EToo London: A new way to interact with E3

E3 can be a frustrating time for game fans. Sure, we get very excited about seeing the previews of this year’s upcoming titles and feeding off the media hype cloud for a few days. The previews can be disappointing or exceed our expectations but what is most frustrating about E3 is the exclusivity of it. Not only do you have to be invited but it takes place in Los Angeles, so the chances of a European fan actually attending a preview or press conference are slim to none.

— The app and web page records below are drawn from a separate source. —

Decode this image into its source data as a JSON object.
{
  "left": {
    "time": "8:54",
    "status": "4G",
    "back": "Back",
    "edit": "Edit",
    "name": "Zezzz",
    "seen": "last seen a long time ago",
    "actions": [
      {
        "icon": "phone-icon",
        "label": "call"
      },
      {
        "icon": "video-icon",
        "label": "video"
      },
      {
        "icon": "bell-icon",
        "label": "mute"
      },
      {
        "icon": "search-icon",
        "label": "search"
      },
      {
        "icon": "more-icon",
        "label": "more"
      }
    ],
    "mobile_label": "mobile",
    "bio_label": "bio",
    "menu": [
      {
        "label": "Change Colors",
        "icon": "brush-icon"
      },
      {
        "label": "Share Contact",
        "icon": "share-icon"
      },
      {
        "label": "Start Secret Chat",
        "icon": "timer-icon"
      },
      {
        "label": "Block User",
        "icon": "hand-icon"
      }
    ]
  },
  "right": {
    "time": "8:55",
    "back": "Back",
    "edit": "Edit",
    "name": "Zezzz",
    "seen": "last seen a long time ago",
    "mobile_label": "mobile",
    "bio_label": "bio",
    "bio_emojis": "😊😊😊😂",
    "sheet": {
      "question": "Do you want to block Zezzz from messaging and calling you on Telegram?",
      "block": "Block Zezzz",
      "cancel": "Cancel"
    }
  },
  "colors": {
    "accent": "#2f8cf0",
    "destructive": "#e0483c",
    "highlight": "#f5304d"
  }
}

There is little that can be done about the expo's location, but there are ways to engage with E3 whilst in the UK. Keith Stuart (games editor for the Guardian) and Georg Backer (of BAFTA games) have launched EToo (@etoolondon), and taken over the Loading Bar (@drinkrelaxplay) in Soho. They will be running workshops and events all week so that those of us in London can get a little of the E3 flavour. On top of that, they will be watching the E3 coverage and live streaming their reactions every evening, in a show called EToo After Dark. You can follow on Twitter and YouTube and if you are free in the day time I highly recommend you get yourself down to the Loading Bar to get involved. If you are not, then tune in online each evening to feel like you are part of the E3 experience. So what did EToo have to say about E3 itself?

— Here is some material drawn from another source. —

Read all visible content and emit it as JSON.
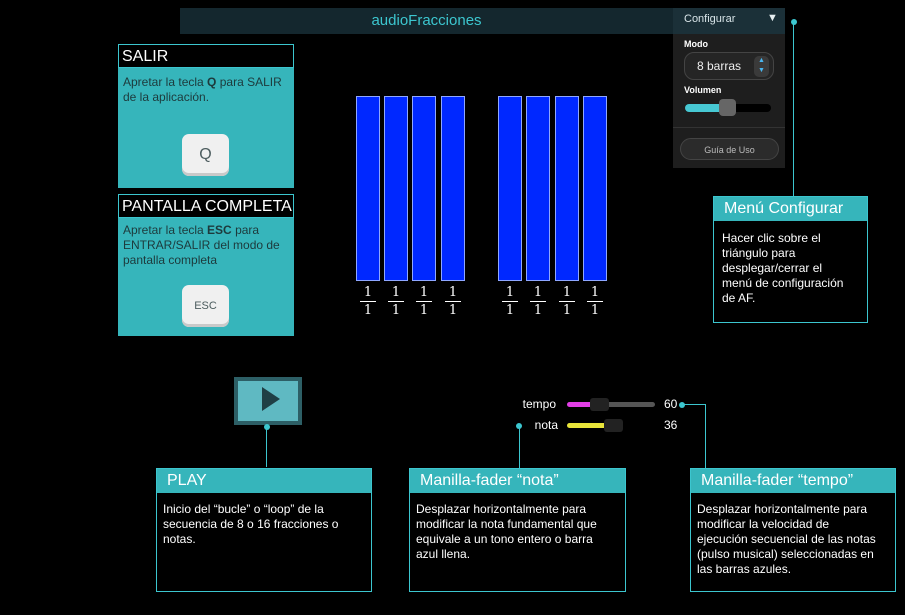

Doubtless the biggest event so far has been Xbox One Microsoft’s Press Conference. It featured previews of a new Halo game, as well as Battlefield 4, Titianfall and others. Despite stunning in-game graphics and trailers packed with that Hollywood blockbuster reach-out-and-grab-you effect, these Triple A titles failed to generate much enthusiasm from the EToo team. There was criticism that some of the big titles would be available on other platforms and thus did not set the Xbox One apart as an original or special system. Its hefty price tag also drew attention; Xbox Ones will ship at $499 in the States and £429 in the UK.

Beyond that, the prevalent feeling was that the new generation of consoles were not innovating enough, undermined by an over-reliance on shooters and sequels. Nothing startling or original. The mood was overwhelming one of blockbuster fatigue - yes, the preview of Titianfall made it look like an octane-fuelled thrill-ride but game fans have controlled giant robots in battle before. Been there, done that. Other than better graphics and sound effects, what would Battlefield 4 accomplish that the first three instalments of the franchise did not?

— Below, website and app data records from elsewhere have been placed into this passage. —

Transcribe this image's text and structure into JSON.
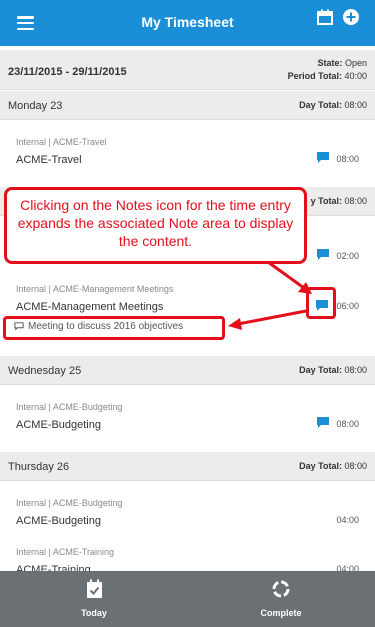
{
  "header": {
    "title": "My Timesheet"
  },
  "period": {
    "range": "23/11/2015 - 29/11/2015",
    "state_label": "State:",
    "state_value": "Open",
    "total_label": "Period Total:",
    "total_value": "40:00"
  },
  "days": [
    {
      "name": "Monday 23",
      "total_label": "Day Total:",
      "total_value": "08:00"
    },
    {
      "total_fragment_label": "y Total:",
      "total_value": "08:00"
    },
    {
      "name": "Wednesday 25",
      "total_label": "Day Total:",
      "total_value": "08:00"
    },
    {
      "name": "Thursday 26",
      "total_label": "Day Total:",
      "total_value": "08:00"
    }
  ],
  "entries": [
    {
      "category": "Internal | ACME-Travel",
      "name": "ACME-Travel",
      "hours": "08:00",
      "has_note": true
    },
    {
      "hours": "02:00",
      "has_note": true
    },
    {
      "category": "Internal | ACME-Management Meetings",
      "name": "ACME-Management Meetings",
      "hours": "06:00",
      "has_note": true,
      "note": "Meeting to discuss 2016 objectives"
    },
    {
      "category": "Internal | ACME-Budgeting",
      "name": "ACME-Budgeting",
      "hours": "08:00",
      "has_note": true
    },
    {
      "category": "Internal | ACME-Budgeting",
      "name": "ACME-Budgeting",
      "hours": "04:00",
      "has_note": false
    },
    {
      "category": "Internal | ACME-Training",
      "name": "ACME-Training",
      "hours": "04:00",
      "has_note": false
    }
  ],
  "callout": {
    "text": "Clicking on the Notes icon for the time entry expands the associated Note area to display the content."
  },
  "tabs": [
    {
      "label": "Today"
    },
    {
      "label": "Complete"
    }
  ],
  "colors": {
    "accent": "#1a8fd8",
    "annotation": "#e3101b",
    "bottom_bar": "#6b7075"
  }
}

gamestickThe energy levels picked up later on when the team behind Game Stick, the British Kickstarter sensation, came on the show to talk about their portable console launching next month. Game Stick is an Android-based console that is the size of a mobile phone and connects via a dongle to the HDMI socket in your TV. It's cheap, portable and an open platform, everything the new offerings from Sony and Microsoft are not. The launch of Game Stick is generating real buzz not only because it could open up the living room gaming market to smaller players, but also because it could widen the appeal of gaming.

This could be the device that draws in phone and console gamers alike. From their Etoo After Dark interviews, I also get the sense that the Game Stick team were young gamers, passionate about the art form and wanting to take it to new places. A stark contrast with the mock enthusiasm of Microsoft executives. One EToo panellist pointed out that, when the Battlefield 4 preview video malfunctioned, the startled executive was left on stage with nothing to say. Where is the desire for a studio to engage directly with its audience? Where is the passion for gaming, for this game in particular? Enthusiasm should ooze out of a speaker to convince us, the fans, that this game is worth our time and money.

EToo highlighted the ongoing conflict in the games industry; powerful graphics, huge maps and rich online experiences have taken Triple A studios to heights never before imagined, but now the industry is languishing under expanded budgets and a shortage of good ideas. Like Hollywood execs, game studio execs fall back on tried and tested formulas and franchises and something new is seriously needed to shake up the establishment.

I have found EToo an interesting way to engage with E3, much better than my usual second-hand following of events via Twitter and blog round ups. This felt like I was involved with something accessible. The games industry could learn a lot from EToo - success is not about huge budgets and spectacle, but in finding new ways to conenct with audiences who have become jaded with the way things are.

We’re seeing a change in the way E3 is being covered, how long before we see a change in what is being presented at E3?